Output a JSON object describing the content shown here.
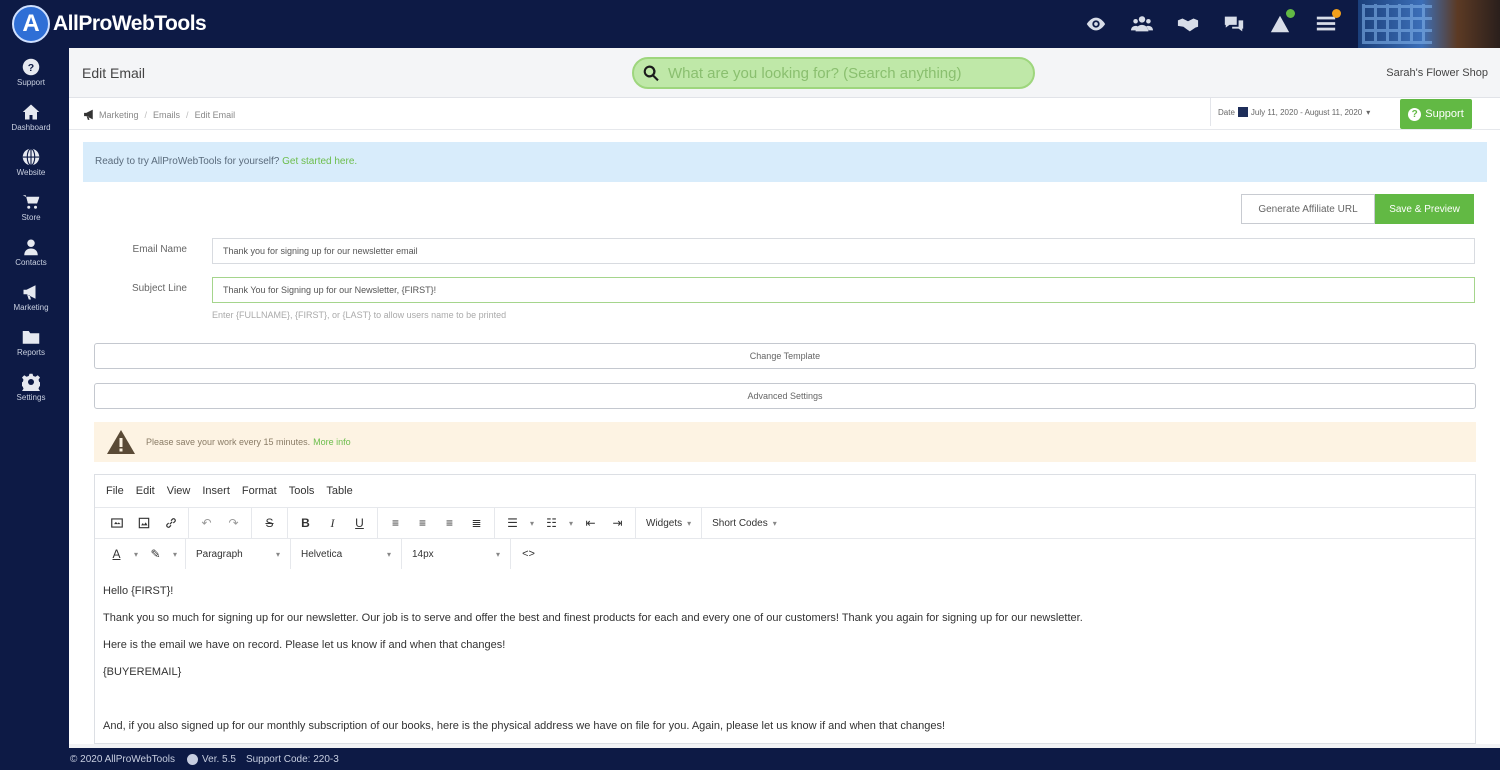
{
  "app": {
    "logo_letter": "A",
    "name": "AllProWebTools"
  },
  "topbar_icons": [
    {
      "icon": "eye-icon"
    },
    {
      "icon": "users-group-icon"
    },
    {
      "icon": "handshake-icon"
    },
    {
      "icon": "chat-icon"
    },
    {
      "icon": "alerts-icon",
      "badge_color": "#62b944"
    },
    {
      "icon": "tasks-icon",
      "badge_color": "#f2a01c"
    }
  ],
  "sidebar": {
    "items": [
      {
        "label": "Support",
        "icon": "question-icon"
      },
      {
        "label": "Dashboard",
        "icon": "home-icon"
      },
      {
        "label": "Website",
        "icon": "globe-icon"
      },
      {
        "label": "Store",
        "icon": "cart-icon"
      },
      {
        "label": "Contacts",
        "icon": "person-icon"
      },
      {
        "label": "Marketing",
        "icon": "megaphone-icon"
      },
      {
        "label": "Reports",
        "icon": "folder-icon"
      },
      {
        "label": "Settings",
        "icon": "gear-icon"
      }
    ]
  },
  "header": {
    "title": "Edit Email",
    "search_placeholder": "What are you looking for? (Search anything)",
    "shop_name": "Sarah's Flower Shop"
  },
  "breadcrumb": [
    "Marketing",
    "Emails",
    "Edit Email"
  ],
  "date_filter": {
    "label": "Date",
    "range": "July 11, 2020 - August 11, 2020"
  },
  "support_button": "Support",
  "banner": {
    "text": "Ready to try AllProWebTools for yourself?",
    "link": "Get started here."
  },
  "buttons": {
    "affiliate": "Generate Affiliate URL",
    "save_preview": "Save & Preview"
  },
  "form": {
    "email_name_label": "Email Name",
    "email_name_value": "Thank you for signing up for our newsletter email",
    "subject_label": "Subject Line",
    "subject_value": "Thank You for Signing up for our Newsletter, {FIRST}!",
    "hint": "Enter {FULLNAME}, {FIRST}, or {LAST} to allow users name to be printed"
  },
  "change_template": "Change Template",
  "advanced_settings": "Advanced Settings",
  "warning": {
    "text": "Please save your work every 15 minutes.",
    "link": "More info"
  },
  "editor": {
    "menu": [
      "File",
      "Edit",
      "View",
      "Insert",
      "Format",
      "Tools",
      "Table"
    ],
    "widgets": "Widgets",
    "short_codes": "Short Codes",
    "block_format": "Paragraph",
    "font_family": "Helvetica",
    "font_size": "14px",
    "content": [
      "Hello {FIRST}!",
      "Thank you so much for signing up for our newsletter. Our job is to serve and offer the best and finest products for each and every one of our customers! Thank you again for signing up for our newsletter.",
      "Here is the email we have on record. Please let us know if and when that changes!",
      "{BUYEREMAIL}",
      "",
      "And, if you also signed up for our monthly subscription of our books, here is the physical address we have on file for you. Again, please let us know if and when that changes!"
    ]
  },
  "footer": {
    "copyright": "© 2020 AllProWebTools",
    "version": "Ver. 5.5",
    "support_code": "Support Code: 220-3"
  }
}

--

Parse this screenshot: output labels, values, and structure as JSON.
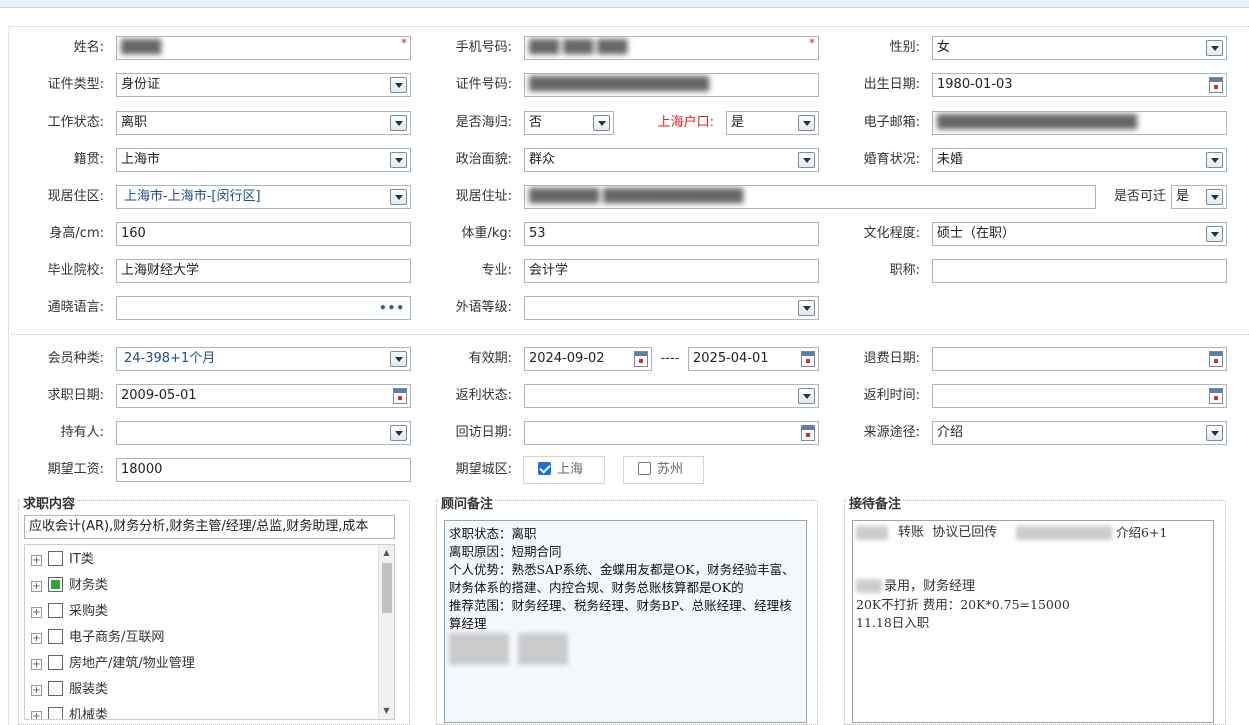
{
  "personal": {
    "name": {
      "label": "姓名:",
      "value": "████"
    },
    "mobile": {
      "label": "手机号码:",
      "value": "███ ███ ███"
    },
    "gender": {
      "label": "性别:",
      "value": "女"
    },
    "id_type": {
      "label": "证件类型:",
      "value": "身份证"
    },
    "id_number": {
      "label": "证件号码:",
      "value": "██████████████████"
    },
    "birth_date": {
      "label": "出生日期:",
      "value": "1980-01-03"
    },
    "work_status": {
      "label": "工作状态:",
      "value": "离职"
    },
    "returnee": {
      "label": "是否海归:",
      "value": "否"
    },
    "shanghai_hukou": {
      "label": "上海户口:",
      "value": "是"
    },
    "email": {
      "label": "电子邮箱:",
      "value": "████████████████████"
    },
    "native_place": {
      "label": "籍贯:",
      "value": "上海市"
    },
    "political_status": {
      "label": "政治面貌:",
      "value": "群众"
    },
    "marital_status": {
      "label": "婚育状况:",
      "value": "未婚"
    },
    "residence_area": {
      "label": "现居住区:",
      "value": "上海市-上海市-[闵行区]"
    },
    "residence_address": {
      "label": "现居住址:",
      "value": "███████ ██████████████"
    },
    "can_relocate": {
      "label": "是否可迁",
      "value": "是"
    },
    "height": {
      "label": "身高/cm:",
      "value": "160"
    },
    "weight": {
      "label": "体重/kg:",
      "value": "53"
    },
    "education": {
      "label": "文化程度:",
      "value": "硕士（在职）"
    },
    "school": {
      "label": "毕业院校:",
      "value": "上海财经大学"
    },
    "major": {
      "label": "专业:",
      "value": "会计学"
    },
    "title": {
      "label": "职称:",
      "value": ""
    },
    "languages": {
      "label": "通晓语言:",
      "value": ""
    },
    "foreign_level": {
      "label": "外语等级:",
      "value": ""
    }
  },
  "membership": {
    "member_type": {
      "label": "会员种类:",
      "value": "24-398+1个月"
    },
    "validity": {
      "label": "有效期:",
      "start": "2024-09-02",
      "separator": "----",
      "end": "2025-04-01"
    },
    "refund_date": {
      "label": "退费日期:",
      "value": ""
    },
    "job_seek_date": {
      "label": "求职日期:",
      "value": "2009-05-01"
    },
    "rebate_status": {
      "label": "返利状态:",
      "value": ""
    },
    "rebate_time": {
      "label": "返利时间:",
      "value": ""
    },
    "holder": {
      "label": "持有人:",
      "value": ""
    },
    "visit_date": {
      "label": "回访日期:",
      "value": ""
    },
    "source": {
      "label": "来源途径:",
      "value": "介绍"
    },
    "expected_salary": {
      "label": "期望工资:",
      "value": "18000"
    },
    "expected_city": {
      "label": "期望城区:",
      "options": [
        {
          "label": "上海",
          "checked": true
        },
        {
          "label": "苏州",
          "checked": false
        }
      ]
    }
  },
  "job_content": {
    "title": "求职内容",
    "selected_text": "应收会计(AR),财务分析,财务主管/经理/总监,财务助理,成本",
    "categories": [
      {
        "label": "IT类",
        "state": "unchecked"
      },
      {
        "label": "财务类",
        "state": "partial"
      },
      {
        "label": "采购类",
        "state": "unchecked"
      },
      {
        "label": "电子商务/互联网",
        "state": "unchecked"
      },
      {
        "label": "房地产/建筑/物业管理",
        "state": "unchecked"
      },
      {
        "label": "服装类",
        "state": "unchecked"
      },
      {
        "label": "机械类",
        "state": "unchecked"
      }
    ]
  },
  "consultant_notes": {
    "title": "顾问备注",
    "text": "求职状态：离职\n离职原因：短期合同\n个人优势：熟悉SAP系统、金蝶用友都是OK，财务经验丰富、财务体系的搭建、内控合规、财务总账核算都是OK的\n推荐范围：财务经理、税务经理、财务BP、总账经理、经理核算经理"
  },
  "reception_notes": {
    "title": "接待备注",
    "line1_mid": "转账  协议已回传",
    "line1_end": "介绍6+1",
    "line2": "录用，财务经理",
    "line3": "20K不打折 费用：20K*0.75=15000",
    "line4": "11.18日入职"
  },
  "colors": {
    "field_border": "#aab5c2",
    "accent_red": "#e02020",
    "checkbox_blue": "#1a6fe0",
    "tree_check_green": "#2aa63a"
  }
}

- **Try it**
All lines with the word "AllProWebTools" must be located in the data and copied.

- **Answer box**
    "name": "AllProWebTools"
    "text": "Ready to try AllProWebTools for yourself?",
    "copyright": "© 2020 AllProWebTools",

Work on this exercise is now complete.